A number of other topics were on the docket for our hour-long meeting:

  • She recommended hiring staff “by passion, not by skill,” as she herself did not know much about the digital world before jumping into it.
  • Her two major rules for creating good search engine optimization in stories were:
    • Don’t scam people. Ever.
    • Write content people care about, especially “guide-like content” that can be built-up over time. Much more engaging than daily event stories.
  • When making videos, she recommended editing them down to one minute each and focusing on pre-planning with storyboards to avoid overshooting.
  • While for-profit organizations often only look at whether a reporter’s work garners clicks, she said Voice of OC looks at overall impact through shares, comments and other social engagements.

Then, as any good editor would, she plugged a great piece published that morning with a juicy DUI scandal going on.

There were a few other tidbits that made me laugh throughout her talk.

For instance, when I asked her about dealing with vitriol in those previously noted engagements she said she has had to wade through the “Seventh Circle of Hell” looking at the OC Register comment section.

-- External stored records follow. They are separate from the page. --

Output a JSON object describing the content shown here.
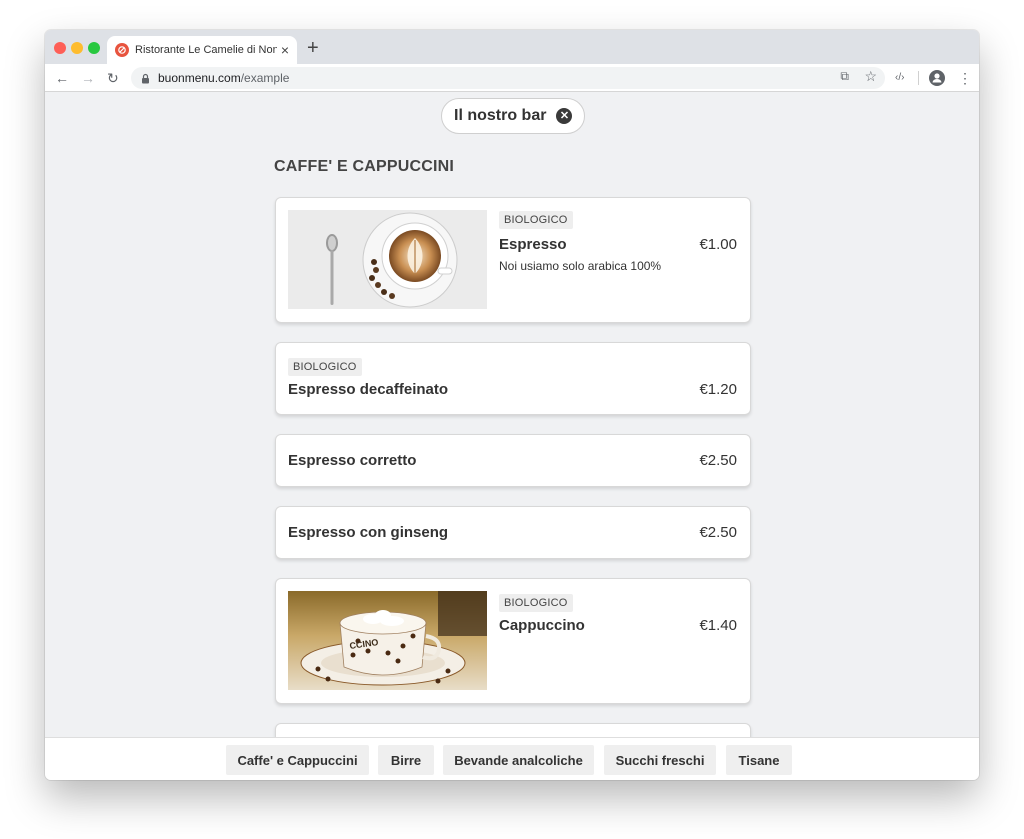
{
  "browser": {
    "tab_title": "Ristorante Le Camelie di Nonna Ida",
    "url_host": "buonmenu.com",
    "url_path": "/example"
  },
  "filter": {
    "label": "Il nostro bar"
  },
  "section": {
    "title": "CAFFE' E CAPPUCCINI"
  },
  "items": [
    {
      "badge": "BIOLOGICO",
      "name": "Espresso",
      "price": "€1.00",
      "description": "Noi usiamo solo arabica 100%"
    },
    {
      "badge": "BIOLOGICO",
      "name": "Espresso decaffeinato",
      "price": "€1.20"
    },
    {
      "name": "Espresso corretto",
      "price": "€2.50"
    },
    {
      "name": "Espresso con ginseng",
      "price": "€2.50"
    },
    {
      "badge": "BIOLOGICO",
      "name": "Cappuccino",
      "price": "€1.40",
      "cup_text": "CCINO"
    }
  ],
  "categories": [
    "Caffe' e Cappuccini",
    "Birre",
    "Bevande analcoliche",
    "Succhi freschi",
    "Tisane"
  ],
  "colors": {
    "favicon": "#e8543f",
    "page_bg": "#f0f1f3",
    "card_bg": "#ffffff"
  }
}
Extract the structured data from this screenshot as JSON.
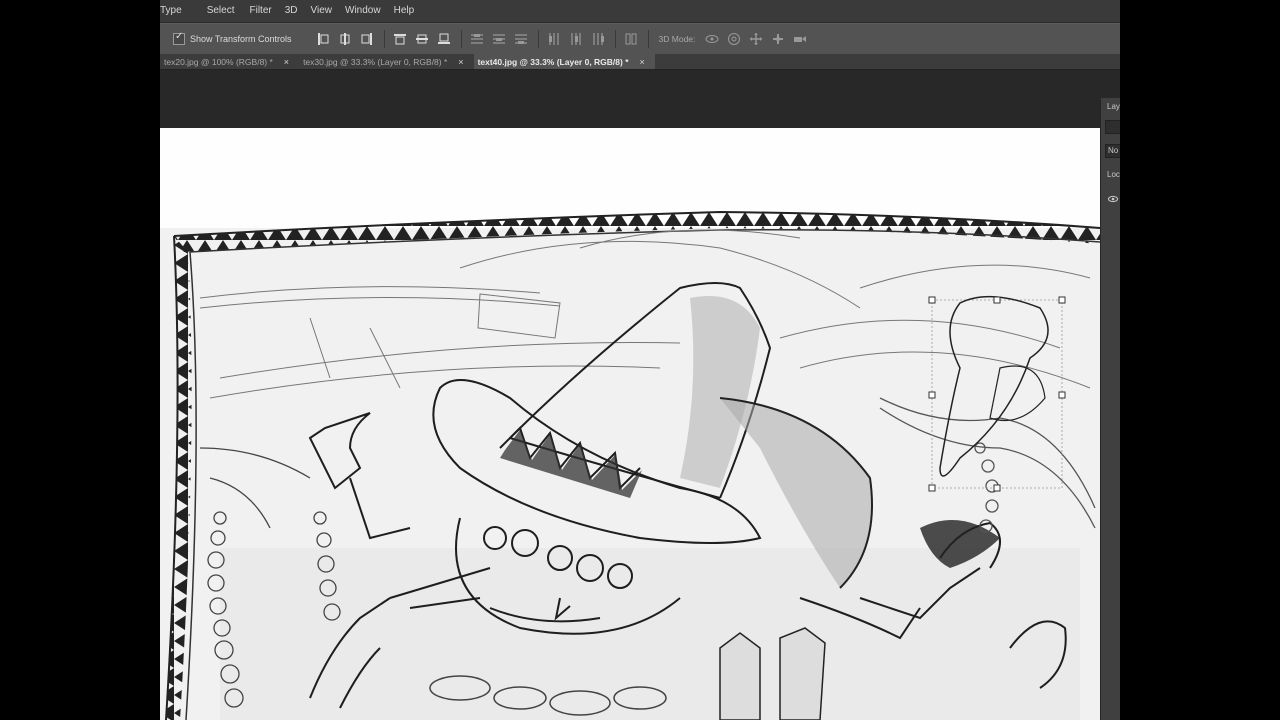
{
  "menu": [
    "Type",
    "Select",
    "Filter",
    "3D",
    "View",
    "Window",
    "Help"
  ],
  "options": {
    "show_transform_controls": "Show Transform Controls",
    "mode_3d": "3D Mode:"
  },
  "tabs": [
    {
      "label": "tex20.jpg @ 100% (RGB/8) *",
      "active": false
    },
    {
      "label": "tex30.jpg @ 33.3% (Layer 0, RGB/8) *",
      "active": false
    },
    {
      "label": "text40.jpg @ 33.3% (Layer 0, RGB/8) *",
      "active": true
    }
  ],
  "tab_close": "×",
  "layers_panel": {
    "title": "Lay",
    "blend": "No",
    "lock": "Lock"
  },
  "colors": {
    "menubar": "#3a3a3a",
    "optionsbar": "#535353",
    "tabbar": "#3c3c3c",
    "workspace": "#282828",
    "canvas": "#fefefe",
    "pencil": "#2a2a2a"
  }
}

But the really important takeaway would have to be what she said of being a reporter, in reference to many college students with Communications degrees leaving the industry early, or not going into the industry at all:

“You work long hours, you get little money and you get shit on almost constantly. But it’s awesome! And you have an impact!”

— Sonya Quick, Voice of OC

If that isn’t true love for one’s occupation, I don’t know what is.